Determine how many lines in the records hold the word "gusta". Return the number alone.

▼

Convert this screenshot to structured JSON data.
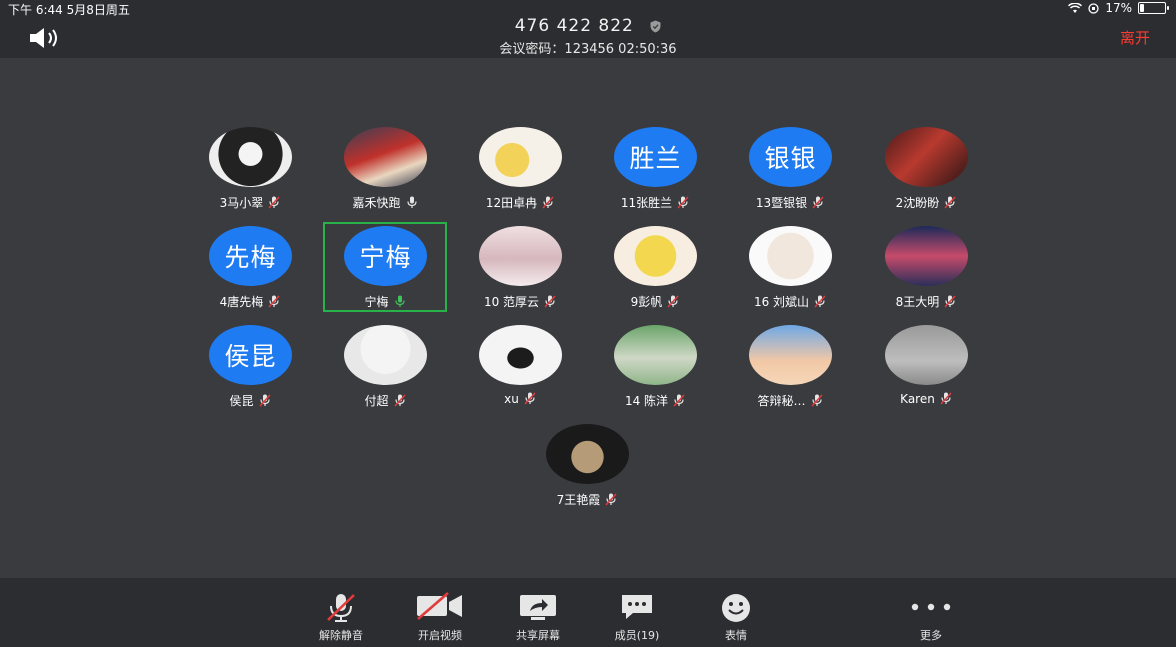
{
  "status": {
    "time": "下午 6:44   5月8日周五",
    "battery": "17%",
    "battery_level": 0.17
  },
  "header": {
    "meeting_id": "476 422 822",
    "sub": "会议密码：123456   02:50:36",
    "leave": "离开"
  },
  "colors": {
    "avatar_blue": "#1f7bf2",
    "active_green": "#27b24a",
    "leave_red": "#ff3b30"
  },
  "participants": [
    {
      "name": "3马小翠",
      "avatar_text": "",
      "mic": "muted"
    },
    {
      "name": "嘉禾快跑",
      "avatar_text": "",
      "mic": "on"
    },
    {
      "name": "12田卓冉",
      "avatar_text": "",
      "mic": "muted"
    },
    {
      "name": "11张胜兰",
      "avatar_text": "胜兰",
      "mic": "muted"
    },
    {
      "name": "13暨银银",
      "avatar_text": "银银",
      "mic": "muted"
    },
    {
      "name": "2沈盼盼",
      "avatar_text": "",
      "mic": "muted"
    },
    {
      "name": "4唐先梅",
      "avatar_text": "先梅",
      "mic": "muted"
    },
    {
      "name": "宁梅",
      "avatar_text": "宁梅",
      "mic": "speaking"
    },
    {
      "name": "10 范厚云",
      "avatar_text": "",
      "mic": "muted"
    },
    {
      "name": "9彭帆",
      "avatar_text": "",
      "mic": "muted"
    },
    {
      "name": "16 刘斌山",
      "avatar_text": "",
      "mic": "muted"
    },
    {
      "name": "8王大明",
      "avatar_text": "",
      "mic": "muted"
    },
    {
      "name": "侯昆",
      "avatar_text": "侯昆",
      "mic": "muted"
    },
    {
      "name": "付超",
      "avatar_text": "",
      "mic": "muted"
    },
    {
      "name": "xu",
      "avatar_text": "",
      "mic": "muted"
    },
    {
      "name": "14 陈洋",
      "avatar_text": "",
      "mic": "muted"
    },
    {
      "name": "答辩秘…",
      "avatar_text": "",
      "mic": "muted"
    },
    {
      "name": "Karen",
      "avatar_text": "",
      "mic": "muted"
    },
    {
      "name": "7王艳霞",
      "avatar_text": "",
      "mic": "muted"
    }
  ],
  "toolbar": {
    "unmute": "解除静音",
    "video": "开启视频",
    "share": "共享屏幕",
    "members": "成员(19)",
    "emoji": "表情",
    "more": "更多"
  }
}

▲
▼

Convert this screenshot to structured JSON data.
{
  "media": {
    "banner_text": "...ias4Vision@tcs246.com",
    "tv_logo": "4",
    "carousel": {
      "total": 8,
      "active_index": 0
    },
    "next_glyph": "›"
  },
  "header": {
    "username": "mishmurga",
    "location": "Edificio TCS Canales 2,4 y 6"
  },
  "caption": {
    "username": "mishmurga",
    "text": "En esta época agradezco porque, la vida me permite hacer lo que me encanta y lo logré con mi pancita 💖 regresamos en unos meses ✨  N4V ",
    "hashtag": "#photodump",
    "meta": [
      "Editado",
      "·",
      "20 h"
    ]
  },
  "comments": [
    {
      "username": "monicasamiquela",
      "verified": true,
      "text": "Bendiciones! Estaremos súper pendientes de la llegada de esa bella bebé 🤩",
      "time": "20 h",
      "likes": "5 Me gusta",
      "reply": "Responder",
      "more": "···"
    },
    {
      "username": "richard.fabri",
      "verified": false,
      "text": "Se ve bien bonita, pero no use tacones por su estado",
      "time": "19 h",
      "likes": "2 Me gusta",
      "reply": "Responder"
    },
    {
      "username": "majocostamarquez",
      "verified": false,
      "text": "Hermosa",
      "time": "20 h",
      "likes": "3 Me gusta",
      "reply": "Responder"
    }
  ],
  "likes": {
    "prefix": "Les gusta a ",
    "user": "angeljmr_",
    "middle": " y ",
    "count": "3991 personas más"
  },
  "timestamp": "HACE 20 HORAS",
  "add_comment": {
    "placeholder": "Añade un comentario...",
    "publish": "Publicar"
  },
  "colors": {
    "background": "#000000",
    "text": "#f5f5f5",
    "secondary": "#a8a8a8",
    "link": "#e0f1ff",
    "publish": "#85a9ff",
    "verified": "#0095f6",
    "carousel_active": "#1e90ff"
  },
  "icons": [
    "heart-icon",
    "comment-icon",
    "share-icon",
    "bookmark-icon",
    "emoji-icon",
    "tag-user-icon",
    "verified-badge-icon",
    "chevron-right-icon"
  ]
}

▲
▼

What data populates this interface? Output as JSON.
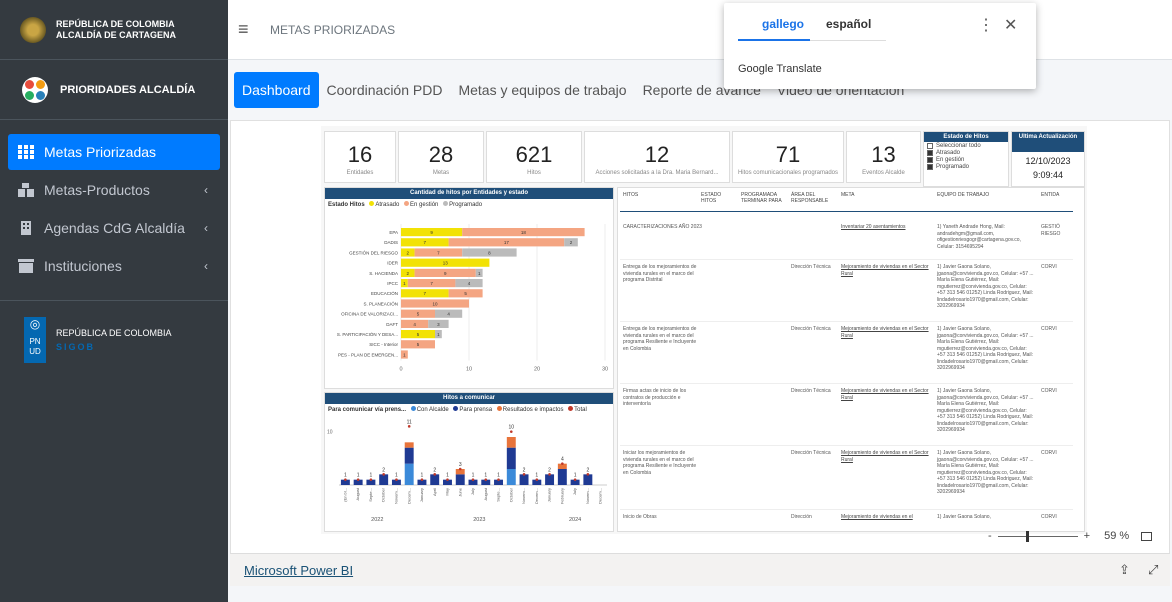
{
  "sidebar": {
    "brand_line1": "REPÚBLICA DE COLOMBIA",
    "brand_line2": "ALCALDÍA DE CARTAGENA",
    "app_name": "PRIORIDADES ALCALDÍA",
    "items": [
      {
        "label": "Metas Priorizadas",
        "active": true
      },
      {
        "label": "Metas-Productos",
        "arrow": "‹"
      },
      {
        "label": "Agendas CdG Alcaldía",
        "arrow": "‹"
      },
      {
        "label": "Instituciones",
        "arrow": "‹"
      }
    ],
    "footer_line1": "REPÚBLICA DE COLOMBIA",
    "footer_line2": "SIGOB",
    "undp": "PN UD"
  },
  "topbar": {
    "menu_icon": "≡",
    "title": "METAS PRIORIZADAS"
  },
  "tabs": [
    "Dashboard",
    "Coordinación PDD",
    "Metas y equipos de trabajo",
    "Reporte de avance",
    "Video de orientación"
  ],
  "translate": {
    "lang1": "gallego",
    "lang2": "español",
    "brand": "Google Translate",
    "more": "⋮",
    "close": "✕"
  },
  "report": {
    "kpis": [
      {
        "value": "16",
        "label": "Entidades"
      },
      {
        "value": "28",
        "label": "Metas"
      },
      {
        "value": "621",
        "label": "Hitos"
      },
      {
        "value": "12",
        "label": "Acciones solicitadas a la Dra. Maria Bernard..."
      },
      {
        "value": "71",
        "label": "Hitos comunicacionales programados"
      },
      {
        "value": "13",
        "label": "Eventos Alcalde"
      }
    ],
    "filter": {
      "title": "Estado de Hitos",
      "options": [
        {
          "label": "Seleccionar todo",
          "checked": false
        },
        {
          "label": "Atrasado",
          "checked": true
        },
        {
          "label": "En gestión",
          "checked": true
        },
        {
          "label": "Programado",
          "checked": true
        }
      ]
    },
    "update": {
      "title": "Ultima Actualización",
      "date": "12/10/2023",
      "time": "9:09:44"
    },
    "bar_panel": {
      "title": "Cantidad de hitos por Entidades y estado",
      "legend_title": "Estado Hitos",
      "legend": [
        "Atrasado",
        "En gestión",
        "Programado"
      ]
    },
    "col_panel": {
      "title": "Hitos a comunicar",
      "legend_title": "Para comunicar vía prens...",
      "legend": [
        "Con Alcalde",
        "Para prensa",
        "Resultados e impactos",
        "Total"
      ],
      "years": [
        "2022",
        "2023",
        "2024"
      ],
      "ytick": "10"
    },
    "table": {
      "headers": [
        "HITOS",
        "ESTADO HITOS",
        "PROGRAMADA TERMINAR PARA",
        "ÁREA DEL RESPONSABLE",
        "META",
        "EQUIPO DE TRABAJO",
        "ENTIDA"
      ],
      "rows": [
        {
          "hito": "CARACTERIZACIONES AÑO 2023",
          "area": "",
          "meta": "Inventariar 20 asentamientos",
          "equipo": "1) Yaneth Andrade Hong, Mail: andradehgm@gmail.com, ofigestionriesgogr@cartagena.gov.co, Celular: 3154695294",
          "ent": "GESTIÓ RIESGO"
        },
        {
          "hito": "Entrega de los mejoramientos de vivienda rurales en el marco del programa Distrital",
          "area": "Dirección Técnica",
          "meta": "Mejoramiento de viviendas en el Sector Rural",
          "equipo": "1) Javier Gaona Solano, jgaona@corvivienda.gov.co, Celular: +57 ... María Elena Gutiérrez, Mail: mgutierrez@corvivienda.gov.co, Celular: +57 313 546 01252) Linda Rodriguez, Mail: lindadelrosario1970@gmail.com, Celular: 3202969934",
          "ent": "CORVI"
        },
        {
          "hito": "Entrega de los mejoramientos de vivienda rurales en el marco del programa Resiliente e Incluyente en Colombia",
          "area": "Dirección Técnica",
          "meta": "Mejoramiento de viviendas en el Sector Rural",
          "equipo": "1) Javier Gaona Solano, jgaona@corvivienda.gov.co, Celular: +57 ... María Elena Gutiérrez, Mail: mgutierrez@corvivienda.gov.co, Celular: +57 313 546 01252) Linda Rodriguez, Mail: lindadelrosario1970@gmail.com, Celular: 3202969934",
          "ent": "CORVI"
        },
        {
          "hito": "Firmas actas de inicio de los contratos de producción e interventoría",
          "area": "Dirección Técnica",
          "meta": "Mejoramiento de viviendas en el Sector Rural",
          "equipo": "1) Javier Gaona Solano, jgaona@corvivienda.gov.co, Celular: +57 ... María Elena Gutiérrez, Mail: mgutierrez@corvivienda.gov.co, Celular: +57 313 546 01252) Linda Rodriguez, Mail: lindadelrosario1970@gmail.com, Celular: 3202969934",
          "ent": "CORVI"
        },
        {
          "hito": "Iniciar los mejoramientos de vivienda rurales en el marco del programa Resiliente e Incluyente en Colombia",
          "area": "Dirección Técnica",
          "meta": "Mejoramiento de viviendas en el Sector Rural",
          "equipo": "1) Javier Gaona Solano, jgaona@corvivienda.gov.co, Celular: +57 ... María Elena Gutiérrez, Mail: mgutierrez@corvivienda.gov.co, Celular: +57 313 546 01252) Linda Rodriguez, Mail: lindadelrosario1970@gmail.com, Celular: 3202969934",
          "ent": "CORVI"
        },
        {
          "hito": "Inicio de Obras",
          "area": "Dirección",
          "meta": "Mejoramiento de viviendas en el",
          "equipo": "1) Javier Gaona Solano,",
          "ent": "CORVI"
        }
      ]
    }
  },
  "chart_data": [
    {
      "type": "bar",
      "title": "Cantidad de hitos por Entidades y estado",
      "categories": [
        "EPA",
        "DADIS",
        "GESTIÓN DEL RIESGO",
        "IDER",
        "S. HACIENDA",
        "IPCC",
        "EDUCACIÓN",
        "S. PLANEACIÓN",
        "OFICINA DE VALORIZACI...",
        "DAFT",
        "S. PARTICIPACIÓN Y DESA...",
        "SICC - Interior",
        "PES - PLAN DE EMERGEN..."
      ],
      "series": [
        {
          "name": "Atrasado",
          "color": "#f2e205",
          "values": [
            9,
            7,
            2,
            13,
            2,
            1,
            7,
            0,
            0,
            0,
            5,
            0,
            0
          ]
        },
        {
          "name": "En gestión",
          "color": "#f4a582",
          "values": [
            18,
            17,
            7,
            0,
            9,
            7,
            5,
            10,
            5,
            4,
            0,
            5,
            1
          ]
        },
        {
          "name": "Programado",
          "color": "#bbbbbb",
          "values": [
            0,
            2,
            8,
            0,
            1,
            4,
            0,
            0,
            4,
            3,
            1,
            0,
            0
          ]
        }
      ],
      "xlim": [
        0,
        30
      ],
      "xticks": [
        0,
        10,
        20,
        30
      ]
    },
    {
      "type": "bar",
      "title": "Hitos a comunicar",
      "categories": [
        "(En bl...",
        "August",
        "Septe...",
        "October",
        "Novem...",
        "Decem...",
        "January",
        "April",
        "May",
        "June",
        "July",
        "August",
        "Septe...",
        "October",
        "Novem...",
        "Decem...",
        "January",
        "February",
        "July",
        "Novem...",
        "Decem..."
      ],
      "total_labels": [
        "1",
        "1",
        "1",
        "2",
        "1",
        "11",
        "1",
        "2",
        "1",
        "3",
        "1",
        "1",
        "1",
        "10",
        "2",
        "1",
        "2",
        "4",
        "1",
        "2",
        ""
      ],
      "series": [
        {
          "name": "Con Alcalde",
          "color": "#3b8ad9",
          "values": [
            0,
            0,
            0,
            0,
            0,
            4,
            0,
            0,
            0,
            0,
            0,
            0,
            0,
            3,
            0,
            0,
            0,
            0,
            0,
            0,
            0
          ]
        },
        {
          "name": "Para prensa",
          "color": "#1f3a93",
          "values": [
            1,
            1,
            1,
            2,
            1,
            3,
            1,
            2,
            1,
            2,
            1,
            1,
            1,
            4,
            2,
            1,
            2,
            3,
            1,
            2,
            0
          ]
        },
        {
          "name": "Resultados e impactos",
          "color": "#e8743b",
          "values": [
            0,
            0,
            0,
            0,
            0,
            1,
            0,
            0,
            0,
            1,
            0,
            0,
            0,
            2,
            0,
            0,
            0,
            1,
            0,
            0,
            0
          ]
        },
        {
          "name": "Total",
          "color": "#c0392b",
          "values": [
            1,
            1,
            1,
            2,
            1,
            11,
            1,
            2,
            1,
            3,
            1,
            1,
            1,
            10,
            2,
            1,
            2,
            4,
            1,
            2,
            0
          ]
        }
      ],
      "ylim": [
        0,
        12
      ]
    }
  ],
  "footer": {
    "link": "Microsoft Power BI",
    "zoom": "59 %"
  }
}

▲

Exercise answer »
4